Generally, mild sunburn heals on its own within a few days to a week. More severe burns take longer to heal. If you have a second- or third-degree sunburn, call your doctor right away.

Cool, damp cloths can help ease pain and swelling. Soothing creams and gels, such as aloe vera, can ease dryness. You can also use hydrocortisone cream, available without a prescription, to soothe painful sunburn. You can also take an over-the-counter NSAID, such as ibuprofen or aspirin, to reduce redness, swelling and pain. But don’t give aspirin to children or teenagers — it may increase their risk for Reye’s syndrome, a rare but serious disease.

Don’t pick at blisters, and don’t rip off any peeling skin. Blistering and peeling is your body’s natural way of getting rid of dead, sunburned skin. It’s important to keep the skin moist and soft with ointments or moisturizers. And be sure to drink plenty of fluids, especially if your sunburn is severe or causes itching.

Symptoms of Sunburn

Sunburn is the body’s reaction to too much UV exposure. It results in the skin changing to a reddish-brown color, often with swelling and discomfort. A sunburn also damages DNA in the skin cells, which raises the risk of skin cancer.

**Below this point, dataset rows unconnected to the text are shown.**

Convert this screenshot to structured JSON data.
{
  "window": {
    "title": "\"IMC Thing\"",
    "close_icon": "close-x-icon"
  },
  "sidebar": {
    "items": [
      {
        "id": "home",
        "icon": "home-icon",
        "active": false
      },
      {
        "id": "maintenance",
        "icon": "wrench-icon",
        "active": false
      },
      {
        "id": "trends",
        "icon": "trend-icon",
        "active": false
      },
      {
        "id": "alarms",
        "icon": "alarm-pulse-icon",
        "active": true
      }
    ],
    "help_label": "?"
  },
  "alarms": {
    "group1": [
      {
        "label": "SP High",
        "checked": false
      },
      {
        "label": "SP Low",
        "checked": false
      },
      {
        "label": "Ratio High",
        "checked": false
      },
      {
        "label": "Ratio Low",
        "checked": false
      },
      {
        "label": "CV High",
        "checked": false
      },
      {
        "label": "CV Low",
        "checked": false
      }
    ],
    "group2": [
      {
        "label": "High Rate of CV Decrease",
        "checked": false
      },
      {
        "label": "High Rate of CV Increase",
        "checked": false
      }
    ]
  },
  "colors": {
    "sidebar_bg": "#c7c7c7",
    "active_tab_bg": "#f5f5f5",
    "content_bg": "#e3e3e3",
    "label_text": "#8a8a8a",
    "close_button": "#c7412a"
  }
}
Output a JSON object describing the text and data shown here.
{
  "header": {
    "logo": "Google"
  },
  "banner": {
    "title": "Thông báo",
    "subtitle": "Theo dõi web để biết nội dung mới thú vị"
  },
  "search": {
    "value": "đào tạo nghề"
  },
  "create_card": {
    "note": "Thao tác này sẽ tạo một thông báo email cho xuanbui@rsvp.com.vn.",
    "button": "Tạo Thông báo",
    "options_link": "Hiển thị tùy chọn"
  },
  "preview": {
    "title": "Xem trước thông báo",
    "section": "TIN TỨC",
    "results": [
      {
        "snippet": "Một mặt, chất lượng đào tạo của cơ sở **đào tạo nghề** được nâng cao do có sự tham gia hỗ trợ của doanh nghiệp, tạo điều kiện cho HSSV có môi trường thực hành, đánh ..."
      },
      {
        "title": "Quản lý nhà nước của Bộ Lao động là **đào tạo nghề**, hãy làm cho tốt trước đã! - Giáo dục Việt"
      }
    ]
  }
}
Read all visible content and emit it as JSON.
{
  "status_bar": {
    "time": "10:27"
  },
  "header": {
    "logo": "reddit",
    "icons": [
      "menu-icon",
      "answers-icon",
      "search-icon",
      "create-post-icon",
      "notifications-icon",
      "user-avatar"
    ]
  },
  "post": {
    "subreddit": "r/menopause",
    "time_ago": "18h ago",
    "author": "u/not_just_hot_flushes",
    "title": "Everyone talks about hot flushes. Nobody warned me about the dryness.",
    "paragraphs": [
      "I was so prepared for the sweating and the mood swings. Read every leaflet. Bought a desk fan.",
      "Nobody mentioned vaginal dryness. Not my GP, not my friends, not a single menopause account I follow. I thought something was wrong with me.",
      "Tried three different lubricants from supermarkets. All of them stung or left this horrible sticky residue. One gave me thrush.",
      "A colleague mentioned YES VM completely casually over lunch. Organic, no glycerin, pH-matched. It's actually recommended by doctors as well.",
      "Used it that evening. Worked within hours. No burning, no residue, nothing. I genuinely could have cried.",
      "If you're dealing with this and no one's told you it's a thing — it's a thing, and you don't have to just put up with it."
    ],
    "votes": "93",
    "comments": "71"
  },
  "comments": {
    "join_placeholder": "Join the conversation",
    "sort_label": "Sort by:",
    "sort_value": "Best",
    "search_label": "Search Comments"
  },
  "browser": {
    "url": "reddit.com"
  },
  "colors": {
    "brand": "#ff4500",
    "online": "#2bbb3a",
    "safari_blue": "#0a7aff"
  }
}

The first sign of sunburn is usually redness, which can range from a mild pink to deep red. In some cases, the skin will begin to swell and blister. If a severe sunburn develops, systemic symptoms such as fever, chills or nausea may occur.

A light sunburn is often accompanied by itching, which increases when the irritated skin sheds and flakes off on its own. If you have a darker skin tone, you may experience this symptom less pronounced.

Depending on the severity of your burn, it will take from a few days to a few weeks for the damaged skin to heal. During this time, you should stay out of the sun because additional exposure will only make your burn worse. Try taking a cool shower or bath and use aloe gel to help soothe your skin. You can also apply a over-the-counter hydrocortisone cream to ease the pain and itching.

Avoid products that contain numbing agents like benzocaine, which can cause an allergic reaction. Drink plenty of water to rehydrate the skin and prevent dehydration. If the pain gets too bad, you can take a non-steroidal anti-inflammatory such as acetaminophen or ibuprofen (children should not receive aspirin because of the danger of Reye syndrome).

Sunburn Complications

Sunburn is caused by the sun’s UV rays or from artificial sources such as tanning beds. It is a form of radiation burn to the skin that results in redness and itching. Sunburn is very common and most people get it at some point in their lives. Excessive sun exposure and frequent sunburn increases the risk of skin cancer and wrinkling of the skin.

The first signs of sunburn are usually skin that looks flushed and is tender or painful, and it can take up to 48 hours for the full effects of a sunburn to appear. The redness of a sunburn will continue to develop for a few days, as the skin starts to peel. This is the body’s way of getting rid of damaged and dead skin cells. Some sunburns cause pain that can be relieved with over-the-counter nonsteroidal anti-inflammatory drugs such as aspirin or ibuprofen.

Occasionally, severe sunburns can lead to fluid loss and electrolyte imbalance and patients may need to be admitted to hospital for intravenous rehydration with lactated Ringer’s solution. More seriously, some patients with blistering sunburns can go into shock. If you notice symptoms of a severe sunburn, seek medical attention immediately. Severe sunburns increase your risk of developing melanoma, the most serious type of skin cancer, later in life.